▶ Work task
Show every line below where "プライベート" can be found.

▶ Data for review
- - - -

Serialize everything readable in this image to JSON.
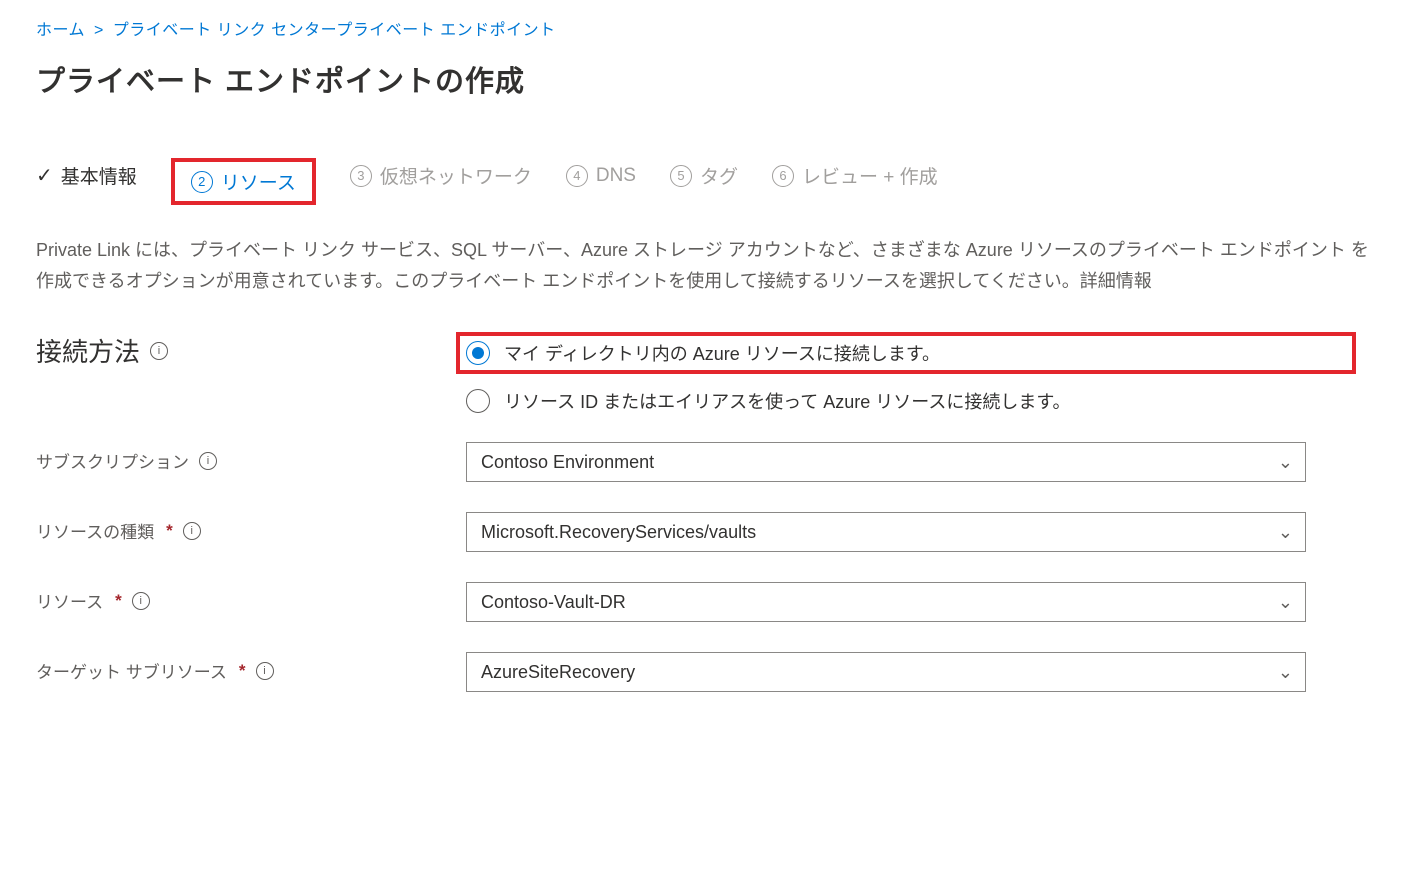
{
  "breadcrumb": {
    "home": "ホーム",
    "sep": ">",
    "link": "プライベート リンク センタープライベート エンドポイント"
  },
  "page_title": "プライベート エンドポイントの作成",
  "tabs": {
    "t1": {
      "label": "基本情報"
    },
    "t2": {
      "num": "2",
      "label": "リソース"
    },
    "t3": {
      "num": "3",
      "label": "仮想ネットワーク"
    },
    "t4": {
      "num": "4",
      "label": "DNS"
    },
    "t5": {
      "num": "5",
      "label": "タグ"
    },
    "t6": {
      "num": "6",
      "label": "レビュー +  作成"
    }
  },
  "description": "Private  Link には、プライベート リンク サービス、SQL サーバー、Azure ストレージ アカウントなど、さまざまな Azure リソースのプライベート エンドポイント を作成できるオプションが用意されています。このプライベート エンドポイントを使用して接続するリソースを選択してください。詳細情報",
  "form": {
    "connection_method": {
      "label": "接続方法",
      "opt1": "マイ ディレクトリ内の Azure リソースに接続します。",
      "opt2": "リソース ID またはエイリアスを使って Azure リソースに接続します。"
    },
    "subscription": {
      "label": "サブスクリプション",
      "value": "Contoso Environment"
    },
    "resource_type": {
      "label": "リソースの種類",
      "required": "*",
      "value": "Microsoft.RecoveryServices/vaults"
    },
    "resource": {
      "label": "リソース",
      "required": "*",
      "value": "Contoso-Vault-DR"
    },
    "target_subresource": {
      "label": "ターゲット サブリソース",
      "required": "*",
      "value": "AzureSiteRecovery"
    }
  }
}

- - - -

▶ Response to the task
    "link": "プライベート リンク センタープライベート エンドポイント"
  "page_title": "プライベート エンドポイントの作成",
  "description": "Private  Link には、プライベート リンク サービス、SQL サーバー、Azure ストレージ アカウントなど、さまざまな Azure リソースのプライベート エンドポイント を作成できるオプションが用意されています。このプライベート エンドポイントを使用して接続するリソースを選択してください。詳細情報",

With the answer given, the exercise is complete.